__WORK REQUIRED__.
Every single record needs to be restated word for word.

[Dataset records]
=-=-=-=-=

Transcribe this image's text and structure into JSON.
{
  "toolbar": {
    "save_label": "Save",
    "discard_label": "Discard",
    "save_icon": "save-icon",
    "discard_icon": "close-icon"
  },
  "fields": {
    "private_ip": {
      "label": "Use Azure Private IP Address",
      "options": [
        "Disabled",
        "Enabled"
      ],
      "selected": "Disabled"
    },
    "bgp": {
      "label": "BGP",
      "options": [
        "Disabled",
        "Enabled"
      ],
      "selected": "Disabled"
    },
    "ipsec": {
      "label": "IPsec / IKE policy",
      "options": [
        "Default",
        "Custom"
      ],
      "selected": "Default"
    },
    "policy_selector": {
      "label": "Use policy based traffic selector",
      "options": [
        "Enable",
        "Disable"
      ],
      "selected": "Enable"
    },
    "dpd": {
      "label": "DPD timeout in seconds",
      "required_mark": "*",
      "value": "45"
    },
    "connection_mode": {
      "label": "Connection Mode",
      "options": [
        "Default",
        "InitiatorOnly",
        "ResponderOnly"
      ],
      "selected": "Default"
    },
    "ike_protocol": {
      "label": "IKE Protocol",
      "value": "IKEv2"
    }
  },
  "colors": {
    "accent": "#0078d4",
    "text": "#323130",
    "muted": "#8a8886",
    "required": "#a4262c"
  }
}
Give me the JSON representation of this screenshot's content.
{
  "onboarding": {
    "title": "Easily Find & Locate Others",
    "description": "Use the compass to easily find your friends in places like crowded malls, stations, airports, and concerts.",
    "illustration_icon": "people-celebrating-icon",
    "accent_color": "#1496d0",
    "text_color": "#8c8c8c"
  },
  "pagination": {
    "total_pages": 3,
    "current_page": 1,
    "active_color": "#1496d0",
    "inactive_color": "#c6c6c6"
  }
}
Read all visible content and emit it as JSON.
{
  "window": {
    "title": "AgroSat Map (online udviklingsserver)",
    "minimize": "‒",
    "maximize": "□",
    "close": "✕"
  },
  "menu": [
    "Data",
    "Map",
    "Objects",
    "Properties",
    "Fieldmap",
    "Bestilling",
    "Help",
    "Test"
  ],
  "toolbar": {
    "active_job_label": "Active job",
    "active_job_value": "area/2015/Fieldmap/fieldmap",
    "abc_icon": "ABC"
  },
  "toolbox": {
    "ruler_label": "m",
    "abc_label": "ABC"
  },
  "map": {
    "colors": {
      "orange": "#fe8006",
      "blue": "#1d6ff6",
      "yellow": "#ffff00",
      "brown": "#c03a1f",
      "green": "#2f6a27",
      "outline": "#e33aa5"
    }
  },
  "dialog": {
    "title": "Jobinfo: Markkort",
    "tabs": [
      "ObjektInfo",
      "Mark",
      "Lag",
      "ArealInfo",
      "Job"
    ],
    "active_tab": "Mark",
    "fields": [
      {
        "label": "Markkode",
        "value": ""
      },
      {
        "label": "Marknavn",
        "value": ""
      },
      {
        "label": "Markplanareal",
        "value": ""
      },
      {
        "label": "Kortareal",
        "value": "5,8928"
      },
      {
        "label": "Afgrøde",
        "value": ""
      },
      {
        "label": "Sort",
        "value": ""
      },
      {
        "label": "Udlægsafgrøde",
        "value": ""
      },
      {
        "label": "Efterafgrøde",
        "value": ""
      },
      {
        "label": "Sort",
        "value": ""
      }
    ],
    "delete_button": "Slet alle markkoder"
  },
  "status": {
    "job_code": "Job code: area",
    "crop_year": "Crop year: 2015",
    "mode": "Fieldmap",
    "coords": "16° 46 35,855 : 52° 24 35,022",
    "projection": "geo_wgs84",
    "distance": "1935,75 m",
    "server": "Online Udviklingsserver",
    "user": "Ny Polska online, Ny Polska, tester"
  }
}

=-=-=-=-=

__EXERCISE RESULT__.
Transcribe this image's text and structure into JSON.
{
  "toolbar": {
    "save_label": "Save",
    "discard_label": "Discard",
    "save_icon": "save-icon",
    "discard_icon": "close-icon"
  },
  "fields": {
    "private_ip": {
      "label": "Use Azure Private IP Address",
      "options": [
        "Disabled",
        "Enabled"
      ],
      "selected": "Disabled"
    },
    "bgp": {
      "label": "BGP",
      "options": [
        "Disabled",
        "Enabled"
      ],
      "selected": "Disabled"
    },
    "ipsec": {
      "label": "IPsec / IKE policy",
      "options": [
        "Default",
        "Custom"
      ],
      "selected": "Default"
    },
    "policy_selector": {
      "label": "Use policy based traffic selector",
      "options": [
        "Enable",
        "Disable"
      ],
      "selected": "Enable"
    },
    "dpd": {
      "label": "DPD timeout in seconds",
      "required_mark": "*",
      "value": "45"
    },
    "connection_mode": {
      "label": "Connection Mode",
      "options": [
        "Default",
        "InitiatorOnly",
        "ResponderOnly"
      ],
      "selected": "Default"
    },
    "ike_protocol": {
      "label": "IKE Protocol",
      "value": "IKEv2"
    }
  },
  "colors": {
    "accent": "#0078d4",
    "text": "#323130",
    "muted": "#8a8886",
    "required": "#a4262c"
  }
}
Give me the JSON representation of this screenshot's content.
{
  "onboarding": {
    "title": "Easily Find & Locate Others",
    "description": "Use the compass to easily find your friends in places like crowded malls, stations, airports, and concerts.",
    "illustration_icon": "people-celebrating-icon",
    "accent_color": "#1496d0",
    "text_color": "#8c8c8c"
  },
  "pagination": {
    "total_pages": 3,
    "current_page": 1,
    "active_color": "#1496d0",
    "inactive_color": "#c6c6c6"
  }
}
Read all visible content and emit it as JSON.
{
  "window": {
    "title": "AgroSat Map (online udviklingsserver)",
    "minimize": "‒",
    "maximize": "□",
    "close": "✕"
  },
  "menu": [
    "Data",
    "Map",
    "Objects",
    "Properties",
    "Fieldmap",
    "Bestilling",
    "Help",
    "Test"
  ],
  "toolbar": {
    "active_job_label": "Active job",
    "active_job_value": "area/2015/Fieldmap/fieldmap",
    "abc_icon": "ABC"
  },
  "toolbox": {
    "ruler_label": "m",
    "abc_label": "ABC"
  },
  "map": {
    "colors": {
      "orange": "#fe8006",
      "blue": "#1d6ff6",
      "yellow": "#ffff00",
      "brown": "#c03a1f",
      "green": "#2f6a27",
      "outline": "#e33aa5"
    }
  },
  "dialog": {
    "title": "Jobinfo: Markkort",
    "tabs": [
      "ObjektInfo",
      "Mark",
      "Lag",
      "ArealInfo",
      "Job"
    ],
    "active_tab": "Mark",
    "fields": [
      {
        "label": "Markkode",
        "value": ""
      },
      {
        "label": "Marknavn",
        "value": ""
      },
      {
        "label": "Markplanareal",
        "value": ""
      },
      {
        "label": "Kortareal",
        "value": "5,8928"
      },
      {
        "label": "Afgrøde",
        "value": ""
      },
      {
        "label": "Sort",
        "value": ""
      },
      {
        "label": "Udlægsafgrøde",
        "value": ""
      },
      {
        "label": "Efterafgrøde",
        "value": ""
      },
      {
        "label": "Sort",
        "value": ""
      }
    ],
    "delete_button": "Slet alle markkoder"
  },
  "status": {
    "job_code": "Job code: area",
    "crop_year": "Crop year: 2015",
    "mode": "Fieldmap",
    "coords": "16° 46 35,855 : 52° 24 35,022",
    "projection": "geo_wgs84",
    "distance": "1935,75 m",
    "server": "Online Udviklingsserver",
    "user": "Ny Polska online, Ny Polska, tester"
  }
}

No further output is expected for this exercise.